In the state of Tennessee, a first-degree murder charge is the most serious one that a person can face. In cases involving aggravating factors, an individual could spend the rest of his or her life in prison without the possibility of parole. There is also the chance that a person could be put to death. Aggravating factors include mutilating a dead body, hiring someone to commit the murder or killing someone to interfere with an ongoing criminal case.
These penalties could be applied if the victim is older than 70 or younger than 12 years of age. Finally, an individual may be sentenced to life in prison or death if he or she is convicted of killing three or more people in a span of 48 months or has been convicted of a violent felony in the past. Defendants or their attorneys may be able to create a variety of defenses to a first-degree murder charge.

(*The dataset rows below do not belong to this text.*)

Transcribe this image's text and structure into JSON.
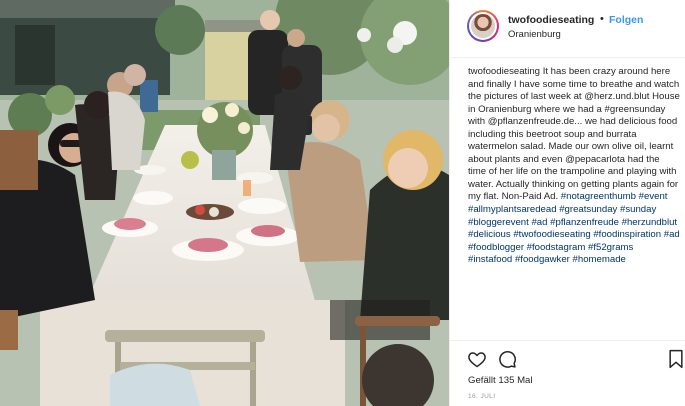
{
  "photo": {
    "alt_subject": "garden-dinner-party-photo"
  },
  "post": {
    "username": "twofoodieseating",
    "separator": "•",
    "follow_label": "Folgen",
    "location": "Oranienburg",
    "caption_user": "twofoodieseating",
    "caption_text": "It has been crazy around here and finally I have some time to breathe and watch the pictures of last week at @herz.und.blut House in Oranienburg where we had a #greensunday with @pflanzenfreude.de... we had delicious food including this beetroot soup and burrata watermelon salad. Made our own olive oil, learnt about plants and even @pepacarlota had the time of her life on the trampoline and playing with water. Actually thinking on getting plants again for my flat. Non-Paid Ad.",
    "hashtags": "#notagreenthumb #event #allmyplantsaredead #greatsunday #sunday #bloggerevent #ad #pflanzenfreude #herzundblut #delicious #twofoodieseating #foodinspiration #ad #foodblogger #foodstagram #f52grams #instafood #foodgawker #homemade",
    "likes": "Gefällt 135 Mal",
    "date": "16. JULI"
  },
  "icons": {
    "like": "heart-icon",
    "comment": "comment-icon",
    "save": "bookmark-icon"
  },
  "colors": {
    "link": "#3897f0",
    "text": "#262626",
    "muted": "#999999",
    "border": "#efefef"
  }
}
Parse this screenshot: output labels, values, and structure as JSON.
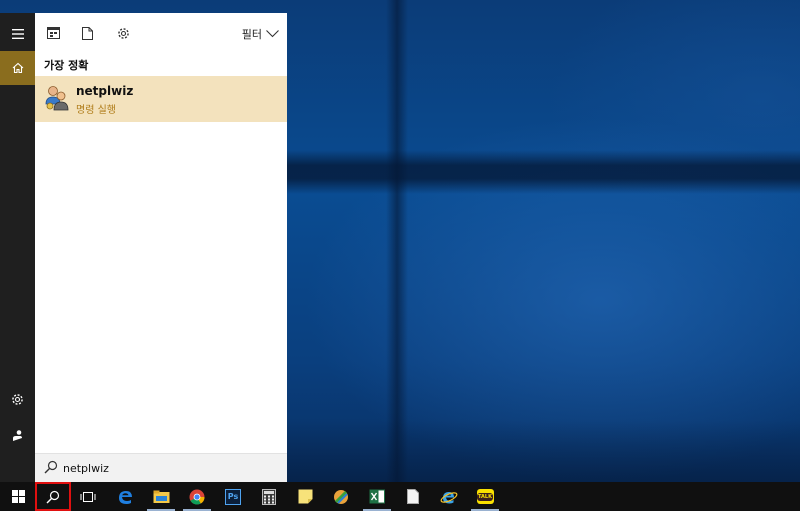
{
  "search_panel": {
    "filter_label": "필터",
    "section_title": "가장 정확",
    "top_result": {
      "title": "netplwiz",
      "subtitle": "명령 실행",
      "icon": "users-accounts-icon"
    },
    "query": "netplwiz",
    "toolbar_icons": [
      "apps-icon",
      "document-icon",
      "settings-icon"
    ]
  },
  "left_rail": {
    "items": [
      "hamburger-menu-icon",
      "home-icon",
      "settings-icon",
      "user-feedback-icon"
    ],
    "active": "home-icon"
  },
  "taskbar": {
    "items": [
      "windows-start-icon",
      "search-icon",
      "task-view-icon",
      "edge-icon",
      "file-explorer-icon",
      "chrome-icon",
      "photoshop-icon",
      "calculator-icon",
      "sticky-notes-icon",
      "color-app-icon",
      "excel-icon",
      "blank-document-icon",
      "internet-explorer-icon",
      "kakaotalk-icon"
    ],
    "highlighted": "search-icon",
    "photoshop_label": "Ps",
    "kakao_label": "TALK"
  },
  "colors": {
    "accent": "#8a6d1e",
    "result_bg": "#f3e2bd",
    "result_sub": "#b07d1a",
    "highlight": "#e01010",
    "taskbar": "#101010"
  }
}
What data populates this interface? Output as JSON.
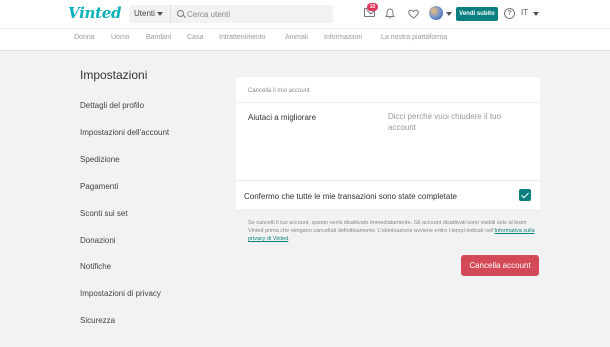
{
  "header": {
    "logo": "Vinted",
    "search": {
      "category": "Utenti",
      "placeholder": "Cerca utenti"
    },
    "inbox_badge": "10",
    "sell_label": "Vendi subito",
    "help_glyph": "?",
    "language": "IT",
    "icons": [
      "inbox-icon",
      "bell-icon",
      "heart-icon",
      "help-icon"
    ]
  },
  "nav": {
    "items": [
      "Donna",
      "Uomo",
      "Bambini",
      "Casa",
      "Intrattenimento",
      "Animali",
      "Informazioni",
      "La nostra piattaforma"
    ]
  },
  "sidebar": {
    "title": "Impostazioni",
    "items": [
      "Dettagli del profilo",
      "Impostazioni dell'account",
      "Spedizione",
      "Pagamenti",
      "Sconti sui set",
      "Donazioni",
      "Notifiche",
      "Impostazioni di privacy",
      "Sicurezza"
    ]
  },
  "form": {
    "header": "Cancella il mio account",
    "reason_label": "Aiutaci a migliorare",
    "reason_placeholder": "Dicci perché vuoi chiudere il tuo account",
    "confirm_label": "Confermo che tutte le mie transazioni sono state completate",
    "confirm_checked": true,
    "notice_text": "Se cancelli il tuo account, questo verrà disattivato immediatamente. Gli account disattivati sono visibili solo al team Vinted prima che vengano cancellati definitivamente. L'eliminazione avviene entro i tempi indicati nell'",
    "notice_link": "Informativa sulla privacy di Vinted",
    "notice_end": ".",
    "submit_label": "Cancella account"
  },
  "colors": {
    "brand": "#09b1ba",
    "primary": "#09807f",
    "danger": "#d44957",
    "badge": "#e0355a",
    "background": "#f2f2f2"
  }
}
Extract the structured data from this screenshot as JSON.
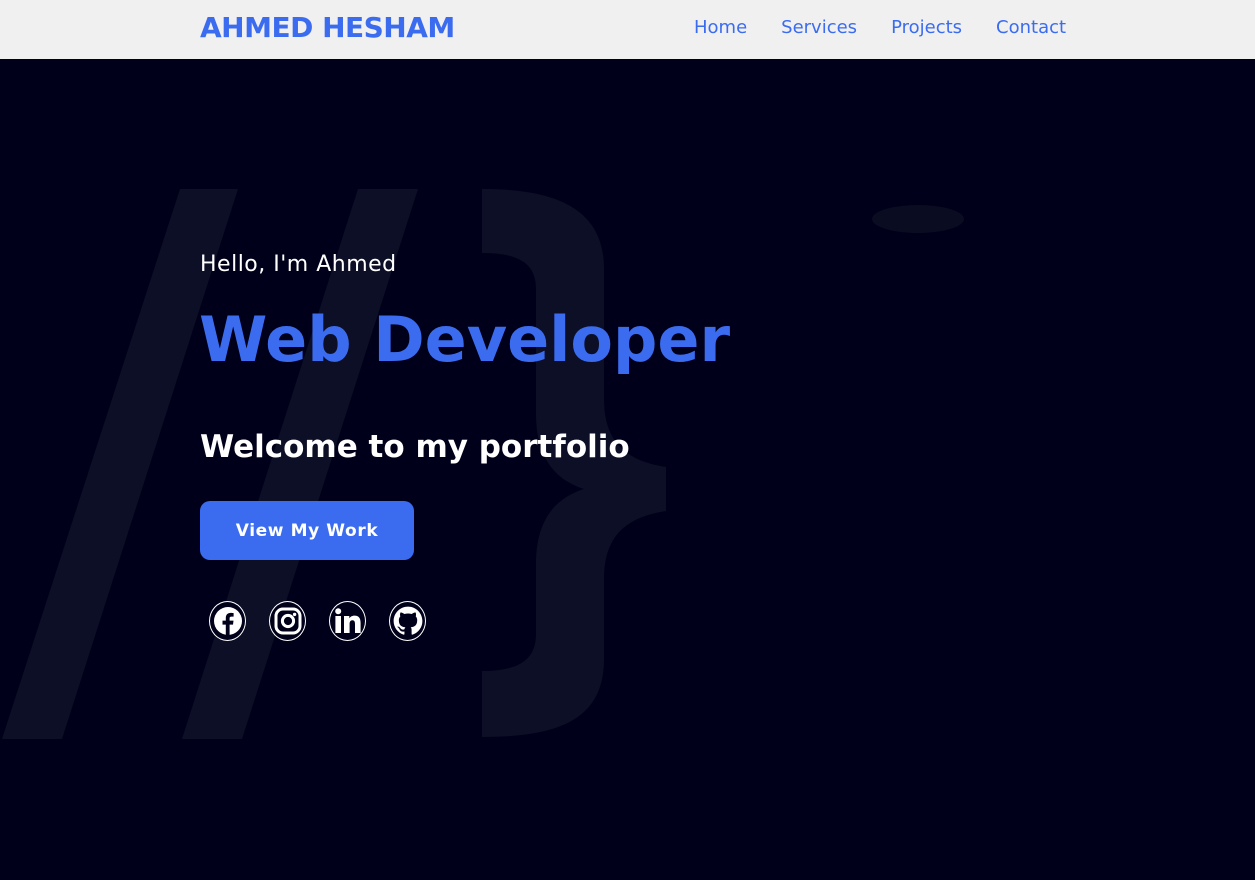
{
  "header": {
    "brand": "AHMED HESHAM",
    "nav": [
      {
        "label": "Home"
      },
      {
        "label": "Services"
      },
      {
        "label": "Projects"
      },
      {
        "label": "Contact"
      }
    ]
  },
  "hero": {
    "greeting": "Hello, I'm Ahmed",
    "role": "Web Developer",
    "welcome": "Welcome to my portfolio",
    "cta_label": "View My Work",
    "socials": [
      {
        "icon": "facebook-icon"
      },
      {
        "icon": "instagram-icon"
      },
      {
        "icon": "linkedin-icon"
      },
      {
        "icon": "github-icon"
      }
    ]
  },
  "colors": {
    "accent": "#3b6cf0",
    "background": "#00001a",
    "navbar": "#f0f0f0",
    "text": "#ffffff"
  }
}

For instance, it may be possible to claim that an individual was forced to commit murder by another person. An attorney may also claim that a person was merely an accomplice to the crime and that he or she was only a minor participant in any events that led to a person dying. Finally, an attorney may argue that a person had a moral reason to kill another individual.
Individuals who are charged with violent crimes may benefit from hiring a criminal law attorney. An attorney might create enough reasonable doubt to allow a client to obtain a plea deal or an acquittal. This may be done by casting doubt on witness testimony or other evidence used at trial. Legal counsel may be able to have evidence suppressed prior to a trial starting, which might weaken the case against a defendant.